Despite all that, it's still pretty cool, not just for the concept alone but also for Irving's slick art. Each panel is like a psychedelic painting in miniature. And the concept is one I've had in mind for years. It's little discussed today, but there was a brief time in which comic books (particularly Marvel characters) were embraced by the late '60s/early '70s counterculture. (The Hulk even appeared on the cover of Rolling Stone -- back when the magazine was cool!) Hippie leaders like Ken Kesey often said that psychedelics could turn one into a turned-on superhero (indeed, Kesey's comment served as inspiration for this story), so I've often wondered why no comic creators capitalized on this. But Rennie and Irving have and, though compromised by editorial constraints, the story they've delivered is a good one.
It's San Francisco, summer of 1967 -- the Summer of Love. Professor Adam Laar, a Timothy Leary-type proclaimer of the virtues of LSD, takes a heroic dose of acid to prove his colleagues wrong. He is reborn as Dr. Trips, the first turned-on superhero. Irving gives him a super-cool design, with a flowing Day-Glo beard and blazing third eye:
A new dawn of man springs forth in Trips' image, a world of psychedelic superheroes who conglomerate in the Haight-Ashbury district. Here Trips proclaims his brave new world and urges people to overcome their "stupid monkey" brains and become "true humans." But evil threatens the idyllic world Trips proclaims -- evil in the form of Thomas Caliban (basically, Charles Manson). After a few sex magick rites Caliban becomes a sort of demon and assembles an army of zombielike followers. They assault Haight-Ashbury and a battle for the soul of mankind ensues.

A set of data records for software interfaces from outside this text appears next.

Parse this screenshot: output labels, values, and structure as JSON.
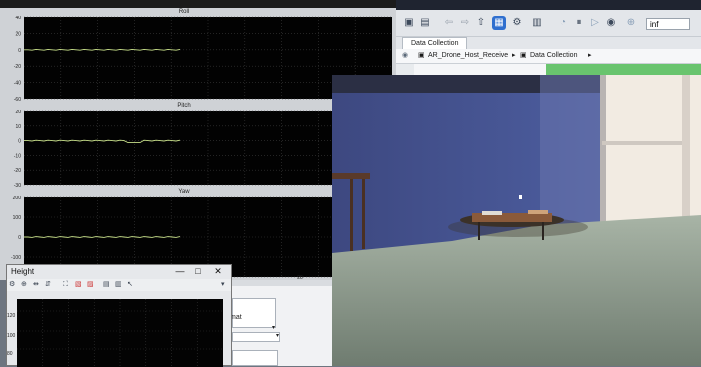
{
  "scope": {
    "plots": [
      {
        "title": "Roll",
        "yticks": [
          "40",
          "20",
          "0",
          "-20",
          "-40",
          "-60"
        ],
        "ylim": [
          -60,
          40
        ],
        "trace": {
          "x_end": 0.43,
          "level": 0,
          "color": "#c8e08a"
        }
      },
      {
        "title": "Pitch",
        "yticks": [
          "20",
          "10",
          "0",
          "-10",
          "-20",
          "-30"
        ],
        "ylim": [
          -30,
          20
        ],
        "trace": {
          "x_end": 0.43,
          "level": 0,
          "color": "#c8e08a"
        }
      },
      {
        "title": "Yaw",
        "yticks": [
          "200",
          "100",
          "0",
          "-100",
          "-200"
        ],
        "ylim": [
          -200,
          200
        ],
        "trace": {
          "x_end": 0.43,
          "level": 0,
          "color": "#c8e08a"
        }
      }
    ],
    "xtick_visible": "20"
  },
  "model_window": {
    "tab_label": "Data Collection",
    "breadcrumb": {
      "root": "AR_Drone_Host_Receive",
      "child": "Data Collection"
    },
    "zoom_value": "inf"
  },
  "prop_panel": {
    "label": "mat"
  },
  "height_window": {
    "title": "Height",
    "controls": {
      "minimize": "—",
      "maximize": "□",
      "close": "✕"
    },
    "yticks": [
      "120",
      "100",
      "80"
    ]
  },
  "colors": {
    "plot_bg": "#020202",
    "grid": "#3a3a3a",
    "trace": "#c8e08a",
    "wall": "#3e4a86",
    "floor": "#8e9a8a",
    "window_light": "#f2ebe2",
    "green_block": "#69c46e"
  }
}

It just all happens too fast. Rennie and Irving hurl several novel concepts at us: Trips enters the "psychedeliverse," a kaleidoscopic zone from which he gains his powers; lurking there is the cosmic fetus of his unborn child, which when born will be the first fully turned-on human being. The psychedelic heroes of the Haight band together in groups with colorful names, but unfortunately we don't see any of them. And it's obvious from the beginning that Rennie is developing an Isis-Osiris-Horus theme, but due to the editorial-mandated rush we have little chance to fully appreciate it.
Researching the book I also discovered an interview with with Irving in which he discusses Storming Heaven; you can find it here. As for the trade paperback, it features several other stories Irving provided the art for, most of them only a few pages in length. I haven't read them. I will however read Storming Heaven again -- it's unfortunate the story wasn't allowed to reach its full potential. Here's hoping Gordon Rennie does the proper thing and expands it into a full-blown novel.